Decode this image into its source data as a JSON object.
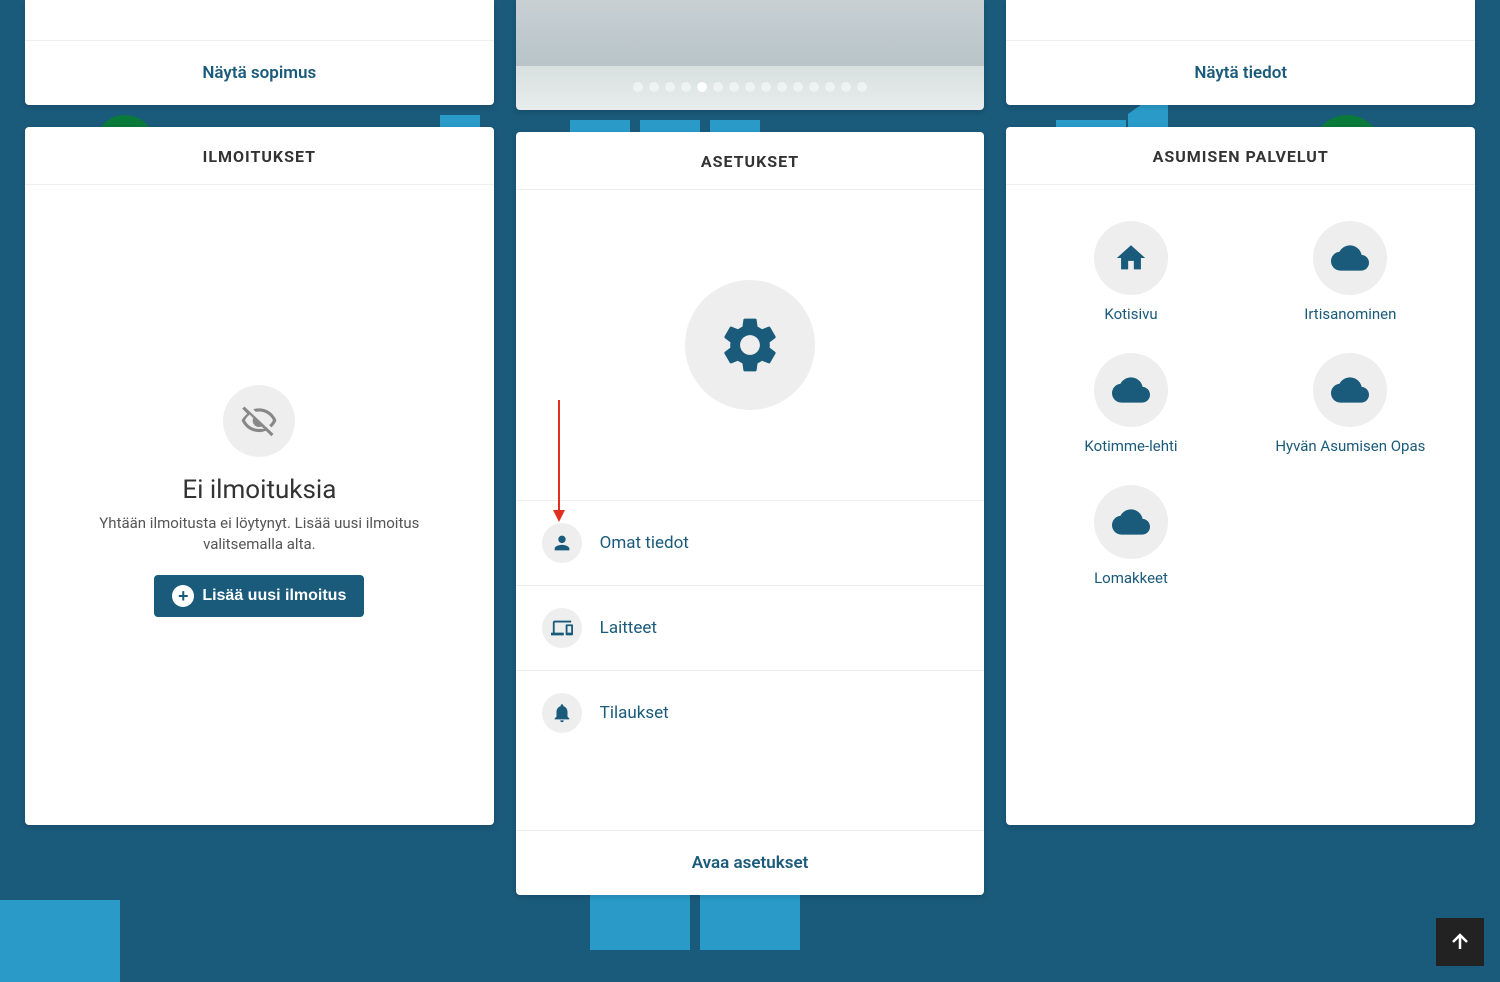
{
  "topRow": {
    "left": {
      "action": "Näytä sopimus"
    },
    "center": {
      "totalDots": 15,
      "activeDot": 4
    },
    "right": {
      "action": "Näytä tiedot"
    }
  },
  "notifications": {
    "header": "ILMOITUKSET",
    "emptyTitle": "Ei ilmoituksia",
    "emptySubtitle": "Yhtään ilmoitusta ei löytynyt. Lisää uusi ilmoitus valitsemalla alta.",
    "addButton": "Lisää uusi ilmoitus"
  },
  "settings": {
    "header": "ASETUKSET",
    "items": [
      {
        "icon": "person",
        "label": "Omat tiedot"
      },
      {
        "icon": "devices",
        "label": "Laitteet"
      },
      {
        "icon": "bell",
        "label": "Tilaukset"
      }
    ],
    "openAction": "Avaa asetukset"
  },
  "services": {
    "header": "ASUMISEN PALVELUT",
    "items": [
      {
        "icon": "home",
        "label": "Kotisivu"
      },
      {
        "icon": "cloud",
        "label": "Irtisanominen"
      },
      {
        "icon": "cloud",
        "label": "Kotimme-lehti"
      },
      {
        "icon": "cloud",
        "label": "Hyvän Asumisen Opas"
      },
      {
        "icon": "cloud",
        "label": "Lomakkeet"
      }
    ]
  }
}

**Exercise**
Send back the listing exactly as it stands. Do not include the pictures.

**Answer below**
Decode this image into its source data as a JSON object.
{
  "topRow": {
    "left": {
      "action": "Näytä sopimus"
    },
    "center": {
      "totalDots": 15,
      "activeDot": 4
    },
    "right": {
      "action": "Näytä tiedot"
    }
  },
  "notifications": {
    "header": "ILMOITUKSET",
    "emptyTitle": "Ei ilmoituksia",
    "emptySubtitle": "Yhtään ilmoitusta ei löytynyt. Lisää uusi ilmoitus valitsemalla alta.",
    "addButton": "Lisää uusi ilmoitus"
  },
  "settings": {
    "header": "ASETUKSET",
    "items": [
      {
        "icon": "person",
        "label": "Omat tiedot"
      },
      {
        "icon": "devices",
        "label": "Laitteet"
      },
      {
        "icon": "bell",
        "label": "Tilaukset"
      }
    ],
    "openAction": "Avaa asetukset"
  },
  "services": {
    "header": "ASUMISEN PALVELUT",
    "items": [
      {
        "icon": "home",
        "label": "Kotisivu"
      },
      {
        "icon": "cloud",
        "label": "Irtisanominen"
      },
      {
        "icon": "cloud",
        "label": "Kotimme-lehti"
      },
      {
        "icon": "cloud",
        "label": "Hyvän Asumisen Opas"
      },
      {
        "icon": "cloud",
        "label": "Lomakkeet"
      }
    ]
  }
}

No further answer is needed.